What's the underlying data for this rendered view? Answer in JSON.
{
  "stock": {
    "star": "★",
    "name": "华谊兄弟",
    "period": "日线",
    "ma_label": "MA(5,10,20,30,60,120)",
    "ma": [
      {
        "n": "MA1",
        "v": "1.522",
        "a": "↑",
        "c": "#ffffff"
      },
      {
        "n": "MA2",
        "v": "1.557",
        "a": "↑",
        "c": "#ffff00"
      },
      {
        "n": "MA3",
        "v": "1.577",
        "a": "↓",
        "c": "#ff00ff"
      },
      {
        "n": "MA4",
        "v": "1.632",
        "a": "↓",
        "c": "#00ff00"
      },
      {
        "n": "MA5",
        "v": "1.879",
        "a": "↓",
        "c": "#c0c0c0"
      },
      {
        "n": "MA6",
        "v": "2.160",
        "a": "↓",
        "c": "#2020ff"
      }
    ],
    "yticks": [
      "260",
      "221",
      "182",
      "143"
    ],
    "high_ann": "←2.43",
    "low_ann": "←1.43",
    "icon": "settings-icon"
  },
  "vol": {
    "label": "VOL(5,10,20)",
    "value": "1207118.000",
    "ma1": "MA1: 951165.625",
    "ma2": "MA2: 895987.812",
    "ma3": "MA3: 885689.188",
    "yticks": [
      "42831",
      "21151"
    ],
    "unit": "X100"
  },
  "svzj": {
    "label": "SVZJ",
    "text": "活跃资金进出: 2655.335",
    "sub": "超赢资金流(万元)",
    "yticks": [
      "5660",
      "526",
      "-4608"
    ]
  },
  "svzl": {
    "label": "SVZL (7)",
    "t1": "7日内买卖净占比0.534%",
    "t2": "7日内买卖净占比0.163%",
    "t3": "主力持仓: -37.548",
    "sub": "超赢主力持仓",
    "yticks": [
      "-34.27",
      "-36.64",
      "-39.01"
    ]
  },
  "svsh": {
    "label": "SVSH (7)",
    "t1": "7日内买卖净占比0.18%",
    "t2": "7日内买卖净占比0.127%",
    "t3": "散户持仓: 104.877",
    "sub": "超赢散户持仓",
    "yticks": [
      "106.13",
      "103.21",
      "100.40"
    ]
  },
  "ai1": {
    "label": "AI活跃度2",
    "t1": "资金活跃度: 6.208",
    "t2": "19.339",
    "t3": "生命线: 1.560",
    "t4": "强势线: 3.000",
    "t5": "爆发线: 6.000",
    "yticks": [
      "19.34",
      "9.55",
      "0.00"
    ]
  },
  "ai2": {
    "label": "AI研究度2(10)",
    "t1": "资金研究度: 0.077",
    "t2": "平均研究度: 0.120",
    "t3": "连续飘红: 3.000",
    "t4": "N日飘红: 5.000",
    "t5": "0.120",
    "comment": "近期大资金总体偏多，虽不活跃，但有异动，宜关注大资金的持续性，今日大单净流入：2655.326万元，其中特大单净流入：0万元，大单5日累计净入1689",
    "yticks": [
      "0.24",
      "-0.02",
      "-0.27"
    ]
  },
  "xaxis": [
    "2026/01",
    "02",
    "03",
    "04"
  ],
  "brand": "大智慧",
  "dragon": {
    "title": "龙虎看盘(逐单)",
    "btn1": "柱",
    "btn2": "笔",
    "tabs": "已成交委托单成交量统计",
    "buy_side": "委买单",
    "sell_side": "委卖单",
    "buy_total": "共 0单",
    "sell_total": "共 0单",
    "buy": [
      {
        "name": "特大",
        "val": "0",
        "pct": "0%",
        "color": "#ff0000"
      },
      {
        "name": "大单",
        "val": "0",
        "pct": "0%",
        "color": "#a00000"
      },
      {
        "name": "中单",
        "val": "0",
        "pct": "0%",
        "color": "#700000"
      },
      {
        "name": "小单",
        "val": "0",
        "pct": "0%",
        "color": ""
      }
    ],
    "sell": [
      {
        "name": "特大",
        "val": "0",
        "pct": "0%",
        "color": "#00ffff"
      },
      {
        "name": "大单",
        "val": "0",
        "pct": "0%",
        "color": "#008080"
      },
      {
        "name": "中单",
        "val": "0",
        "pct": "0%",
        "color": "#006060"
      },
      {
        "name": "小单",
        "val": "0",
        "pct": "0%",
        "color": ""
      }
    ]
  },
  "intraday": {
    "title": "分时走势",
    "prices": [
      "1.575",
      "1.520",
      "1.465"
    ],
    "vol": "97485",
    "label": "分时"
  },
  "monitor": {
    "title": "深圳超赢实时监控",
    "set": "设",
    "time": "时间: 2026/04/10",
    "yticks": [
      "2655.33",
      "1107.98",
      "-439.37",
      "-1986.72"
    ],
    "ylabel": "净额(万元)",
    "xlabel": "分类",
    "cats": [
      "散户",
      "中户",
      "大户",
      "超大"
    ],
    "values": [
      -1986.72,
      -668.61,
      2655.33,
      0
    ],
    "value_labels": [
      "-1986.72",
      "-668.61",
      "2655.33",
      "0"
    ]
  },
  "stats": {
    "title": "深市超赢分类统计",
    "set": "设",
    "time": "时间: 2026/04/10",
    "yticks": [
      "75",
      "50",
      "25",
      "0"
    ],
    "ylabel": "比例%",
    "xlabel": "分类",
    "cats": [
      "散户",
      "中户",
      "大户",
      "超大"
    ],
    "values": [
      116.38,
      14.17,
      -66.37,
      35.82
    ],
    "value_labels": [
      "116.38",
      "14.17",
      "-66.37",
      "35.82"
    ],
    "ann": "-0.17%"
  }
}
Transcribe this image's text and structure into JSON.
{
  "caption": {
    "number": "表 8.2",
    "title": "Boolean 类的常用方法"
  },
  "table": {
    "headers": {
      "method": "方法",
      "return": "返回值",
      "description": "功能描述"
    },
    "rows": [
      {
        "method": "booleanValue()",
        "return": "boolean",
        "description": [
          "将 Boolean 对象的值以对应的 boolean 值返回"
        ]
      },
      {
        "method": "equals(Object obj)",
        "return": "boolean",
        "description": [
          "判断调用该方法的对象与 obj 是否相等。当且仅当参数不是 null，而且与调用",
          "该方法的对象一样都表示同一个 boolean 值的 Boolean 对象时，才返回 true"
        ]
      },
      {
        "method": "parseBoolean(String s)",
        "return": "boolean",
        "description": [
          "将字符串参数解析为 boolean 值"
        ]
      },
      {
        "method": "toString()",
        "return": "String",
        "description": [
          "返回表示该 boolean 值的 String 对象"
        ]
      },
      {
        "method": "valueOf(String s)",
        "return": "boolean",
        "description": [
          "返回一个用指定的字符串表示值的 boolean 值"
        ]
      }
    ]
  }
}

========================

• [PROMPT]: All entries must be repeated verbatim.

• [RESPONSE BOX]:
What's the underlying data for this rendered view? Answer in JSON.
{
  "stock": {
    "star": "★",
    "name": "华谊兄弟",
    "period": "日线",
    "ma_label": "MA(5,10,20,30,60,120)",
    "ma": [
      {
        "n": "MA1",
        "v": "1.522",
        "a": "↑",
        "c": "#ffffff"
      },
      {
        "n": "MA2",
        "v": "1.557",
        "a": "↑",
        "c": "#ffff00"
      },
      {
        "n": "MA3",
        "v": "1.577",
        "a": "↓",
        "c": "#ff00ff"
      },
      {
        "n": "MA4",
        "v": "1.632",
        "a": "↓",
        "c": "#00ff00"
      },
      {
        "n": "MA5",
        "v": "1.879",
        "a": "↓",
        "c": "#c0c0c0"
      },
      {
        "n": "MA6",
        "v": "2.160",
        "a": "↓",
        "c": "#2020ff"
      }
    ],
    "yticks": [
      "260",
      "221",
      "182",
      "143"
    ],
    "high_ann": "←2.43",
    "low_ann": "←1.43",
    "icon": "settings-icon"
  },
  "vol": {
    "label": "VOL(5,10,20)",
    "value": "1207118.000",
    "ma1": "MA1: 951165.625",
    "ma2": "MA2: 895987.812",
    "ma3": "MA3: 885689.188",
    "yticks": [
      "42831",
      "21151"
    ],
    "unit": "X100"
  },
  "svzj": {
    "label": "SVZJ",
    "text": "活跃资金进出: 2655.335",
    "sub": "超赢资金流(万元)",
    "yticks": [
      "5660",
      "526",
      "-4608"
    ]
  },
  "svzl": {
    "label": "SVZL (7)",
    "t1": "7日内买卖净占比0.534%",
    "t2": "7日内买卖净占比0.163%",
    "t3": "主力持仓: -37.548",
    "sub": "超赢主力持仓",
    "yticks": [
      "-34.27",
      "-36.64",
      "-39.01"
    ]
  },
  "svsh": {
    "label": "SVSH (7)",
    "t1": "7日内买卖净占比0.18%",
    "t2": "7日内买卖净占比0.127%",
    "t3": "散户持仓: 104.877",
    "sub": "超赢散户持仓",
    "yticks": [
      "106.13",
      "103.21",
      "100.40"
    ]
  },
  "ai1": {
    "label": "AI活跃度2",
    "t1": "资金活跃度: 6.208",
    "t2": "19.339",
    "t3": "生命线: 1.560",
    "t4": "强势线: 3.000",
    "t5": "爆发线: 6.000",
    "yticks": [
      "19.34",
      "9.55",
      "0.00"
    ]
  },
  "ai2": {
    "label": "AI研究度2(10)",
    "t1": "资金研究度: 0.077",
    "t2": "平均研究度: 0.120",
    "t3": "连续飘红: 3.000",
    "t4": "N日飘红: 5.000",
    "t5": "0.120",
    "comment": "近期大资金总体偏多，虽不活跃，但有异动，宜关注大资金的持续性，今日大单净流入：2655.326万元，其中特大单净流入：0万元，大单5日累计净入1689",
    "yticks": [
      "0.24",
      "-0.02",
      "-0.27"
    ]
  },
  "xaxis": [
    "2026/01",
    "02",
    "03",
    "04"
  ],
  "brand": "大智慧",
  "dragon": {
    "title": "龙虎看盘(逐单)",
    "btn1": "柱",
    "btn2": "笔",
    "tabs": "已成交委托单成交量统计",
    "buy_side": "委买单",
    "sell_side": "委卖单",
    "buy_total": "共 0单",
    "sell_total": "共 0单",
    "buy": [
      {
        "name": "特大",
        "val": "0",
        "pct": "0%",
        "color": "#ff0000"
      },
      {
        "name": "大单",
        "val": "0",
        "pct": "0%",
        "color": "#a00000"
      },
      {
        "name": "中单",
        "val": "0",
        "pct": "0%",
        "color": "#700000"
      },
      {
        "name": "小单",
        "val": "0",
        "pct": "0%",
        "color": ""
      }
    ],
    "sell": [
      {
        "name": "特大",
        "val": "0",
        "pct": "0%",
        "color": "#00ffff"
      },
      {
        "name": "大单",
        "val": "0",
        "pct": "0%",
        "color": "#008080"
      },
      {
        "name": "中单",
        "val": "0",
        "pct": "0%",
        "color": "#006060"
      },
      {
        "name": "小单",
        "val": "0",
        "pct": "0%",
        "color": ""
      }
    ]
  },
  "intraday": {
    "title": "分时走势",
    "prices": [
      "1.575",
      "1.520",
      "1.465"
    ],
    "vol": "97485",
    "label": "分时"
  },
  "monitor": {
    "title": "深圳超赢实时监控",
    "set": "设",
    "time": "时间: 2026/04/10",
    "yticks": [
      "2655.33",
      "1107.98",
      "-439.37",
      "-1986.72"
    ],
    "ylabel": "净额(万元)",
    "xlabel": "分类",
    "cats": [
      "散户",
      "中户",
      "大户",
      "超大"
    ],
    "values": [
      -1986.72,
      -668.61,
      2655.33,
      0
    ],
    "value_labels": [
      "-1986.72",
      "-668.61",
      "2655.33",
      "0"
    ]
  },
  "stats": {
    "title": "深市超赢分类统计",
    "set": "设",
    "time": "时间: 2026/04/10",
    "yticks": [
      "75",
      "50",
      "25",
      "0"
    ],
    "ylabel": "比例%",
    "xlabel": "分类",
    "cats": [
      "散户",
      "中户",
      "大户",
      "超大"
    ],
    "values": [
      116.38,
      14.17,
      -66.37,
      35.82
    ],
    "value_labels": [
      "116.38",
      "14.17",
      "-66.37",
      "35.82"
    ],
    "ann": "-0.17%"
  }
}
Transcribe this image's text and structure into JSON.
{
  "caption": {
    "number": "表 8.2",
    "title": "Boolean 类的常用方法"
  },
  "table": {
    "headers": {
      "method": "方法",
      "return": "返回值",
      "description": "功能描述"
    },
    "rows": [
      {
        "method": "booleanValue()",
        "return": "boolean",
        "description": [
          "将 Boolean 对象的值以对应的 boolean 值返回"
        ]
      },
      {
        "method": "equals(Object obj)",
        "return": "boolean",
        "description": [
          "判断调用该方法的对象与 obj 是否相等。当且仅当参数不是 null，而且与调用",
          "该方法的对象一样都表示同一个 boolean 值的 Boolean 对象时，才返回 true"
        ]
      },
      {
        "method": "parseBoolean(String s)",
        "return": "boolean",
        "description": [
          "将字符串参数解析为 boolean 值"
        ]
      },
      {
        "method": "toString()",
        "return": "String",
        "description": [
          "返回表示该 boolean 值的 String 对象"
        ]
      },
      {
        "method": "valueOf(String s)",
        "return": "boolean",
        "description": [
          "返回一个用指定的字符串表示值的 boolean 值"
        ]
      }
    ]
  }
}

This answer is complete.